### Exercise prompt
Scan the listing below for the word "JSON", then copy each line that has it.

### Source records
<<<<

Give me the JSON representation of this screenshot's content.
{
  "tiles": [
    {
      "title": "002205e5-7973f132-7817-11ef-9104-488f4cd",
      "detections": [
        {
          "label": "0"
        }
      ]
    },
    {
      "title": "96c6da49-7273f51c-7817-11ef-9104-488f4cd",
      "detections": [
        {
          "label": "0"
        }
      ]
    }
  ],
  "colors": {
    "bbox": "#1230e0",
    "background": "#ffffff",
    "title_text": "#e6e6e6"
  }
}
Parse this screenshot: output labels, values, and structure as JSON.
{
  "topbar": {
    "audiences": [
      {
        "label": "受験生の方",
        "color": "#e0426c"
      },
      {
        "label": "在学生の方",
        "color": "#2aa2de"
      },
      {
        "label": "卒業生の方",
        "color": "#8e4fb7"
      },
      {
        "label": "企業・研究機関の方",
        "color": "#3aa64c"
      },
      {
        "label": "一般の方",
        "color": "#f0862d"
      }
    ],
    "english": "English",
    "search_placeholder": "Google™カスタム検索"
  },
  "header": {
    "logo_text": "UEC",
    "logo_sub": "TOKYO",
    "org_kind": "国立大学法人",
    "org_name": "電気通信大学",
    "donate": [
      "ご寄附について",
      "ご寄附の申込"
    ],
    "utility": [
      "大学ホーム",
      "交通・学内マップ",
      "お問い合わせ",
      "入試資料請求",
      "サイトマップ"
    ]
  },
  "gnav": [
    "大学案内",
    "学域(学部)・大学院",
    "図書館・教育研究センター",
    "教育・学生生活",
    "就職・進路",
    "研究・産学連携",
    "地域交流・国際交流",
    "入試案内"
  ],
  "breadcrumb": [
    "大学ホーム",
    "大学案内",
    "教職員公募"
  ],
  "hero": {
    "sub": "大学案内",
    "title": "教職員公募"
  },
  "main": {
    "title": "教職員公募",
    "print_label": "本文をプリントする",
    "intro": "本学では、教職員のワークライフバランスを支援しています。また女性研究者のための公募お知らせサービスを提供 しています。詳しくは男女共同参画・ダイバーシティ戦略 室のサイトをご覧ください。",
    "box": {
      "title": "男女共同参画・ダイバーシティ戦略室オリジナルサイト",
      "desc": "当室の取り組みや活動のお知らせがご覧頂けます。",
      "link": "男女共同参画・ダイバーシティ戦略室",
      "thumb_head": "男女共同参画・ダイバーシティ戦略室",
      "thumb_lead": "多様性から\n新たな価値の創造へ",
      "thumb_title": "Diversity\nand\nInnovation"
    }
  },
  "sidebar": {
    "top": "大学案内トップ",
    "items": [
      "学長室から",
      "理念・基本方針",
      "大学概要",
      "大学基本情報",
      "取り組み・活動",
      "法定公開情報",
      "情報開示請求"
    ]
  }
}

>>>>

### Task result
Give me the JSON representation of this screenshot's content.
Parse this screenshot: output labels, values, and structure as JSON.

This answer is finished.